- I have a determination (decision) allowing benefits, but I'm not receiving anything. Why not?
- A claimant may have more than one issue which must be resolved. It's possible for example to have a decision allowing benefits on one issue, and a decision denying benefits on another issue. If you've received more than one decision, you need to review them all. Generally in a claim where decisions have been issued and benefits are allowed, payments are released within a week. If your situation doesn't seem to be described here, you should call the Inquiry/Assistance phone line.
- Do I have to report working if I have not been paid yet?
- Yes. You must report working in every week that you work, no matter when you will be paid for the work. And all wages must be reported on your weekly claim certification for the week in which they were earned, not in the week you are paid. If you do not report working in a week that you work, you could be penalized in addition to having to pay back any improperly received benefits.
- I am currently unemployed and receiving unemployment. If I get a part time job, do I lose my unemployment?
- No, the department uses a "partial wage formula" to compute your benefits each week that you have gross earnings. If your earnings would vary from week to week, so would your partial payments. But only the amount paid is subtracted from your remaining entitlement.
- I filed for benefits a year ago, and got all of my benefits with no problem. Now I got a notice to start a new benefit year. I called in but for some reason I haven't gotten paid yet - the notice says my monetary is pending. What's going on?
- In order to start a second benefit year the law requires that we verify that the person has worked for an employer who pays into unemployment, and earned eight times their old benefit rate since starting that earlier benefit year. We often have to contact the most recent employers to find out what the earnings were with them, to verify that this condition was met. This usually takes one to two weeks. We will send you a letter asking for this same information (in the event that the employers don't respond).
- I just got laid off by XYZ Company, so I filed my claim. Then I got this letter asking me to prove how much I earned after I quit working for ABC Company several months ago. What's going on?

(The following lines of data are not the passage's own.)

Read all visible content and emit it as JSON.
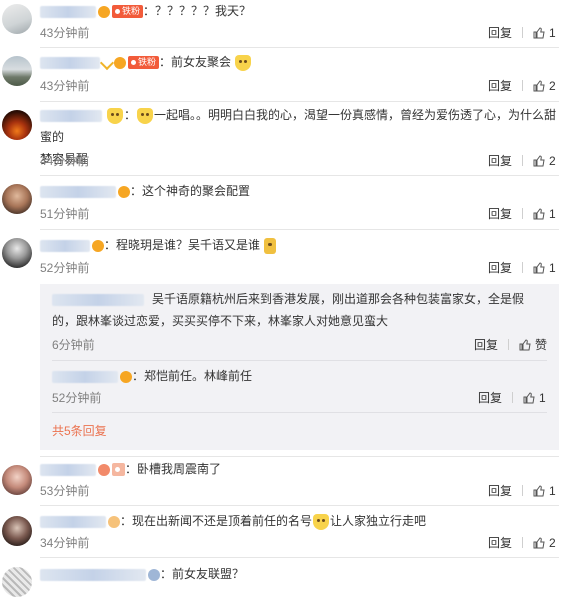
{
  "actions": {
    "reply_label": "回复",
    "like_label": "赞"
  },
  "comments": [
    {
      "text": "：？？？？？我天？",
      "time": "43分钟前",
      "likes": "1"
    },
    {
      "text": "：前女友聚会",
      "time": "43分钟前",
      "likes": "2"
    },
    {
      "text_a": "：",
      "text_b": "一起唱。。明明白白我的心，渴望一份真感情，曾经为爱伤透了心，为什么甜蜜的",
      "text_c": "梦容易醒",
      "time": "44分钟前",
      "likes": "2"
    },
    {
      "text": "：这个神奇的聚会配置",
      "time": "51分钟前",
      "likes": "1"
    },
    {
      "text": "：程晓玥是谁？吴千语又是谁",
      "time": "52分钟前",
      "likes": "1",
      "replies": [
        {
          "text_a": "吴千语原籍杭州后来到香港发展，刚出道那会各种包装富家女，全是假",
          "text_b": "的，跟林峯谈过恋爱，买买买停不下来，林峯家人对她意见蛮大",
          "time": "6分钟前",
          "likes": "赞"
        },
        {
          "text": "：郑恺前任。林峰前任",
          "time": "52分钟前",
          "likes": "1"
        }
      ],
      "more_replies": "共5条回复"
    },
    {
      "text": "：卧槽我周震南了",
      "time": "53分钟前",
      "likes": "1"
    },
    {
      "text": "：现在出新闻不还是顶着前任的名号",
      "text_after": "让人家独立行走吧",
      "time": "34分钟前",
      "likes": "2"
    },
    {
      "text": "：前女友联盟？"
    }
  ],
  "colors": {
    "link_orange": "#eb7350",
    "time_gray": "#808080",
    "badge_red": "#f25b3a"
  }
}
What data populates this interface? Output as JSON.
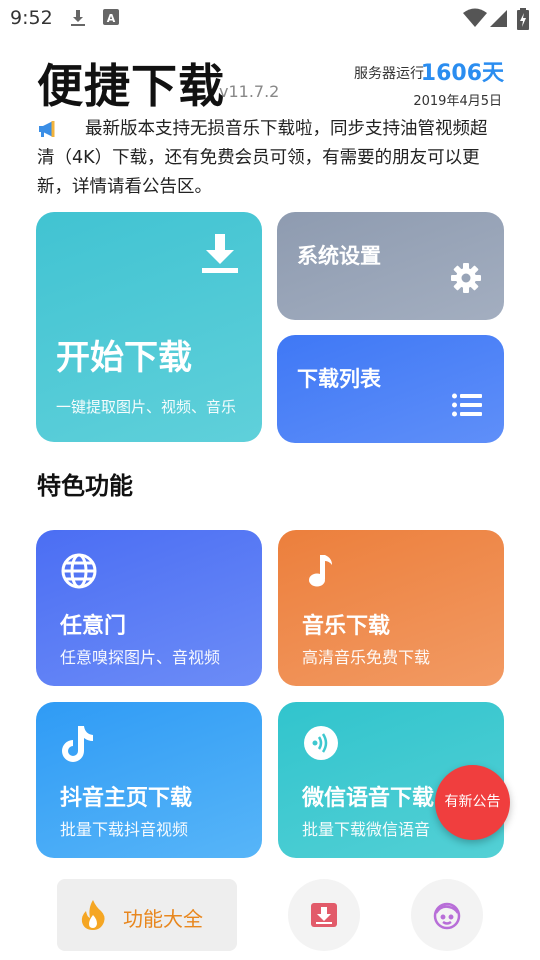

- State law requires that we investigate every quit to determine the circumstances, unless 4 weeks have elapsed and the person has already earned four times their benefit rate after quitting with another employer. Because we can verify these earnings much faster than conducting the investigation, when it appears that there is subsequent work, we will send letters to both the claimant and those later employers, asking for the amount of earnings. We can then, usually within 1-2 weeks, release payments.